DATA EXTRACTS:
----------------------------------------

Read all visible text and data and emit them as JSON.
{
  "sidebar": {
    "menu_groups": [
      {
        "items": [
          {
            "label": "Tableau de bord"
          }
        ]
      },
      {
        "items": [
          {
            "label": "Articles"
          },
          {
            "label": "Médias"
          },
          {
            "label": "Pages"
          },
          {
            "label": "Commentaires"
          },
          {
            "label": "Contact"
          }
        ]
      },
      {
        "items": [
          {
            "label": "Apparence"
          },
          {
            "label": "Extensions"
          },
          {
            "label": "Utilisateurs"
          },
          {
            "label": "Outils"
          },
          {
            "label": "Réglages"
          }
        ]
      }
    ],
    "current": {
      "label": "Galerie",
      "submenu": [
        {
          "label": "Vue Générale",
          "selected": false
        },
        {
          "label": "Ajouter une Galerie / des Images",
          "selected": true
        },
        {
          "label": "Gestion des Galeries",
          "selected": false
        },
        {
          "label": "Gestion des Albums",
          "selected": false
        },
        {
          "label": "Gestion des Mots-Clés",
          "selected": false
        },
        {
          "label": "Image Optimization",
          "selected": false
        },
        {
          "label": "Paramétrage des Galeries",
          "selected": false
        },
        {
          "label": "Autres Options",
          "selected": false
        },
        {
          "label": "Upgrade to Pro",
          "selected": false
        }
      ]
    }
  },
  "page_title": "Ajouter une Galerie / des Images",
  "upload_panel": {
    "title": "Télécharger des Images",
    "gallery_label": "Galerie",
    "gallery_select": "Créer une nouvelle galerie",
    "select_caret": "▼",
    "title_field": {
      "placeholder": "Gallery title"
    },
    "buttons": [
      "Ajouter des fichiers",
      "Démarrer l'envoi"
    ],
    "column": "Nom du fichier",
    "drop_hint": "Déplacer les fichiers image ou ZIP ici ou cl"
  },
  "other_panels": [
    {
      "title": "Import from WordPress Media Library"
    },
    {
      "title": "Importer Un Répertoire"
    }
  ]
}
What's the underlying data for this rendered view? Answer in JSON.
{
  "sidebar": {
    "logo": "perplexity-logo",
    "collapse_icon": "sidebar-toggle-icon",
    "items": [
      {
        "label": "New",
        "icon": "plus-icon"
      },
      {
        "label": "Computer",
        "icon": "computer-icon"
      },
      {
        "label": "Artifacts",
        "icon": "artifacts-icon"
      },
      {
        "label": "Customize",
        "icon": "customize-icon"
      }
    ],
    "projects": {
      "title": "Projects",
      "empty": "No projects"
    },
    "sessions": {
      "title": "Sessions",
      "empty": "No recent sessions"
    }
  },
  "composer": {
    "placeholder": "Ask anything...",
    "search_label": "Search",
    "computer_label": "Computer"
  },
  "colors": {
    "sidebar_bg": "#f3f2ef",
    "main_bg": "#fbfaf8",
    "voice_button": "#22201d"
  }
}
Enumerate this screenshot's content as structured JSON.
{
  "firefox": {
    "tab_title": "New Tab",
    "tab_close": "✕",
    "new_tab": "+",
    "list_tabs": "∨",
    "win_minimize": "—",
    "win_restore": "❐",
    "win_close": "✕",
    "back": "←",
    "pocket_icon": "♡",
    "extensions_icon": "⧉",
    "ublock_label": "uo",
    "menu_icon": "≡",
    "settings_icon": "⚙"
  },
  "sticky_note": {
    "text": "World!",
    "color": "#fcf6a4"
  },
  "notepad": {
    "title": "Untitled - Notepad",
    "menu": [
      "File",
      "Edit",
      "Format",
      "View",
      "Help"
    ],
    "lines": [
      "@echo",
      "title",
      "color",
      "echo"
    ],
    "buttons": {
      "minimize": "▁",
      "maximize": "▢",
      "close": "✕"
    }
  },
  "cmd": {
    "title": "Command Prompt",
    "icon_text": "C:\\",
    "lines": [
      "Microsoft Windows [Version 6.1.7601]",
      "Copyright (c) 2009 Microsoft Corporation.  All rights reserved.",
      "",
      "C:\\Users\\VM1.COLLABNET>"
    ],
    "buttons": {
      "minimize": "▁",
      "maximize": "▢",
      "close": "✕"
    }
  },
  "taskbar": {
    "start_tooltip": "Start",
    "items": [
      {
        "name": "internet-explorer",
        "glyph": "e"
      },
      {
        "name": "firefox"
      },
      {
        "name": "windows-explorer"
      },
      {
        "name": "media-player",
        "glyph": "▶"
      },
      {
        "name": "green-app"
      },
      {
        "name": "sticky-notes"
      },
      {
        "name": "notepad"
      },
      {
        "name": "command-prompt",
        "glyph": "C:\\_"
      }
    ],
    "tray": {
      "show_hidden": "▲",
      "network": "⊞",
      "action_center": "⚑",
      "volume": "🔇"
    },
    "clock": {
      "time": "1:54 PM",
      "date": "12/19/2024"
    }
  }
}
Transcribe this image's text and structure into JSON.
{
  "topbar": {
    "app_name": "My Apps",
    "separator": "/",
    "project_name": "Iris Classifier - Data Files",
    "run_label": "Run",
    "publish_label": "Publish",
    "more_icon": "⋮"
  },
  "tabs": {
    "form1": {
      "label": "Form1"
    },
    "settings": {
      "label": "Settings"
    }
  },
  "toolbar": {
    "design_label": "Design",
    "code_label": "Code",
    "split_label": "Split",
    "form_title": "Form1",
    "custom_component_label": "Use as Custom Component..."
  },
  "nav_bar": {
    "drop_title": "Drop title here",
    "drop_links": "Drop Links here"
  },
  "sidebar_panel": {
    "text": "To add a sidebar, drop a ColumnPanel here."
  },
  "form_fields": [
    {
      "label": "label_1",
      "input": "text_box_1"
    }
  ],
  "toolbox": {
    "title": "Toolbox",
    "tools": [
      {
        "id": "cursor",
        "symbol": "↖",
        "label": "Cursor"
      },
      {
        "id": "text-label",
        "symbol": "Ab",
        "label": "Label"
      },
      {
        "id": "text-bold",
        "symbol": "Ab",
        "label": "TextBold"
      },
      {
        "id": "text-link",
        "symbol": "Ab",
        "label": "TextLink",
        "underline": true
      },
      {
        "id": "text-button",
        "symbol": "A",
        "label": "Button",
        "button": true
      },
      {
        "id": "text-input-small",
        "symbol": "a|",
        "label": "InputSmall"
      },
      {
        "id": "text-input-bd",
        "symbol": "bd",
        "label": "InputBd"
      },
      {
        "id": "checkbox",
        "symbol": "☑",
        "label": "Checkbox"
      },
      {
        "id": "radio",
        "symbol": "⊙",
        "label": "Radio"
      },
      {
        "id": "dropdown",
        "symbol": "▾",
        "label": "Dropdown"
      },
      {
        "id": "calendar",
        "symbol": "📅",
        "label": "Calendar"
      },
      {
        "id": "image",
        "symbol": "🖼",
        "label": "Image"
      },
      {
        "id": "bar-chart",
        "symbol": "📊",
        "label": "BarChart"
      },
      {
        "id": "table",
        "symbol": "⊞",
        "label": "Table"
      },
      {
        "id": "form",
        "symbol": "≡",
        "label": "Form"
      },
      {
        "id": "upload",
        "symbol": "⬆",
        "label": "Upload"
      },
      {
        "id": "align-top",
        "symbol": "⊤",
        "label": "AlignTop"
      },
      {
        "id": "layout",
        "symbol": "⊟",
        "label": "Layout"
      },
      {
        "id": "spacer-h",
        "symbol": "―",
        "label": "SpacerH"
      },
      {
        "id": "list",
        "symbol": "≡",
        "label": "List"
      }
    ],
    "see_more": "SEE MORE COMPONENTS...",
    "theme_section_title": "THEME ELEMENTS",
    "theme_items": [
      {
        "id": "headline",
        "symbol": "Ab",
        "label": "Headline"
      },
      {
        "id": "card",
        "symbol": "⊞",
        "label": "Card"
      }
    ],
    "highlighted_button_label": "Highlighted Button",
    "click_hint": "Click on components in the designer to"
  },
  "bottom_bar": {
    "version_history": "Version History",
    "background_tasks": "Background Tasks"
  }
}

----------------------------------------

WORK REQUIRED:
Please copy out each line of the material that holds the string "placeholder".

SOLUTION BELOW:
      "placeholder": "Gallery title"
    "placeholder": "Ask anything...",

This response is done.